[Data excerpts]

_ _ _ _ _ _ _

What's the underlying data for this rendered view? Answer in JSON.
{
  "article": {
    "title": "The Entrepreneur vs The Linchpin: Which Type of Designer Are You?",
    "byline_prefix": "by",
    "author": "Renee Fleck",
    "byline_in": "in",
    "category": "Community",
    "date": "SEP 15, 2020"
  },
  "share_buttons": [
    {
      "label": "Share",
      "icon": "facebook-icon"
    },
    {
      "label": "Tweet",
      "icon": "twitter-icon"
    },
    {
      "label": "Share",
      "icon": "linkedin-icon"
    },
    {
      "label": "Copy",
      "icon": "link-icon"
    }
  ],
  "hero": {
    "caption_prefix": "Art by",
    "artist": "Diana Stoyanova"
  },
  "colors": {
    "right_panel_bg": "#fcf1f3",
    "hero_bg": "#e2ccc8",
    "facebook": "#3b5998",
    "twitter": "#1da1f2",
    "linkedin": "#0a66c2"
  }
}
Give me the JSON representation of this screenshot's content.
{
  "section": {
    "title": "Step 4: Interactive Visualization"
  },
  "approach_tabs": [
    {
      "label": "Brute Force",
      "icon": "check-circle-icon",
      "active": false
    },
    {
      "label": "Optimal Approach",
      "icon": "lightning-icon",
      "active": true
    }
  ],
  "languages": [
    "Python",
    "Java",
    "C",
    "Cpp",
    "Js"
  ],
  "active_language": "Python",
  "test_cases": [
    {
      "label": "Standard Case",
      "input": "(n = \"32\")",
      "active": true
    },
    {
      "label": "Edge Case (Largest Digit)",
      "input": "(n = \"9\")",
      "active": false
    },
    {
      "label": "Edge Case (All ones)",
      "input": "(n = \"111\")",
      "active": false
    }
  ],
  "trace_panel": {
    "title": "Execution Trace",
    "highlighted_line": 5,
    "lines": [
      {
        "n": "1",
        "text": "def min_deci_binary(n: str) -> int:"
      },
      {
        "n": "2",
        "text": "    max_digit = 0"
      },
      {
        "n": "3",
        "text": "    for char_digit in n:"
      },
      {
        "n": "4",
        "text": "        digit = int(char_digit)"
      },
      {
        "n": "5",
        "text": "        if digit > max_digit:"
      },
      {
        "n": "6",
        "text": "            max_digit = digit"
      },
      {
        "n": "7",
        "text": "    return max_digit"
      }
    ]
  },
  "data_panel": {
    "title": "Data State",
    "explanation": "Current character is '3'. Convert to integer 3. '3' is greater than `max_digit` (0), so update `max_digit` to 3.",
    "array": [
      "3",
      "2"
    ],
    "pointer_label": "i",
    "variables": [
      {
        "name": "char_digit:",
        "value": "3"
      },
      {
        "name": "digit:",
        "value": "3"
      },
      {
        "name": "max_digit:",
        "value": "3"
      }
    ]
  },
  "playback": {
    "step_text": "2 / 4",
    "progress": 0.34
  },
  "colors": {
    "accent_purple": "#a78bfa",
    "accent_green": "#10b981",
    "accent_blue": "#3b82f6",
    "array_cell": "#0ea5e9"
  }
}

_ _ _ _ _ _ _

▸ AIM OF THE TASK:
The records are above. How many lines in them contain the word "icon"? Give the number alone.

▸ RESPONSE AREA:
6